It’s known fact that atrial fibrillation increases the risk of a stroke. But regardless from atrial fibrillation, appears the risk of damage to the brain and increase limitations of cognitive abilities – it’s the result of a meta-analysis of American researchers.
Approximately from 60 to 100 times the heart beats per minute. That is about 80,000 to 150,000 beats per day. No wonder that the heart sometimes gets out of rhythm. Most commonly it’s called the atrial fibrillation, particularly in the elderly people. By estimated from 500,000 to one million people in US are affected by atrial fibrillation.
Typical signs of the cardiac arrhythmia is an irregular pulse and symptoms, such as palpitations, shortness of breath and exhaustion. However, often atrial fibrillation is stay unnoticed. While it is in contrast to ventricular fibrillation, atrial fibrillation not immediately life-threatening, but sufferers have an increased risk of embolism, particularly for an embolic stroke related.
Cognitive impairment without stroke.
As a result of a stroke, often occur among others cognitive impairment. But now a large-scale of meta-analysis has shown that atrial fibrillation can affect the performance of the brain without a stroke. The research team led by Jeremy N. Ruskin from the General Hospital in Massachusetts concluded that in patients with atrial fibrillation, the risk for cognitive impairment and dementia by 1.4 times was increased – regardless whether they had suffered a stroke or not. Considered if the patients had a stroke only once, the risk increases to three times.

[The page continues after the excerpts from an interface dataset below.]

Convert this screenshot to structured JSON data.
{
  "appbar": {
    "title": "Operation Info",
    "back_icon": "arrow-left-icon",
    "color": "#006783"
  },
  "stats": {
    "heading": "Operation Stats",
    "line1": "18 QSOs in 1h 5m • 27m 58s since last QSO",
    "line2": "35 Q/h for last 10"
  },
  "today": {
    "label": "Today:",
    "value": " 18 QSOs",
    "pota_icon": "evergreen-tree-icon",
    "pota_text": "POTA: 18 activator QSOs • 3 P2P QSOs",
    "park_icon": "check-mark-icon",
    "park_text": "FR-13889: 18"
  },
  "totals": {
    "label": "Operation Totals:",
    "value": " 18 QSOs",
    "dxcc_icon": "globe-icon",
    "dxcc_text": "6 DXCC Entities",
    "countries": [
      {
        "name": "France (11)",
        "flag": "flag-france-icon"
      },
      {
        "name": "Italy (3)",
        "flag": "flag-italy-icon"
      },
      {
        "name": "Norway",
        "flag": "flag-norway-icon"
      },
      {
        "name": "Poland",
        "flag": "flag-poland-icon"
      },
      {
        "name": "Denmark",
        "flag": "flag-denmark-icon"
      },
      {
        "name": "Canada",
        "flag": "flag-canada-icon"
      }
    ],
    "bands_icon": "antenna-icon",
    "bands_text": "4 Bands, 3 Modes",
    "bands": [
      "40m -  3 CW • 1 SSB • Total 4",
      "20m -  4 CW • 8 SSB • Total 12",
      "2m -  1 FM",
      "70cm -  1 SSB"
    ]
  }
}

Although the data is due to the heterogeneity of the studies should be interpreted with caution, as the study authors conceded, but the data suggest that atrial fibrillation provoke risk of mental performance disorders. For this reason it is particularly important to seek treatment from the arrhythmia by a doctor.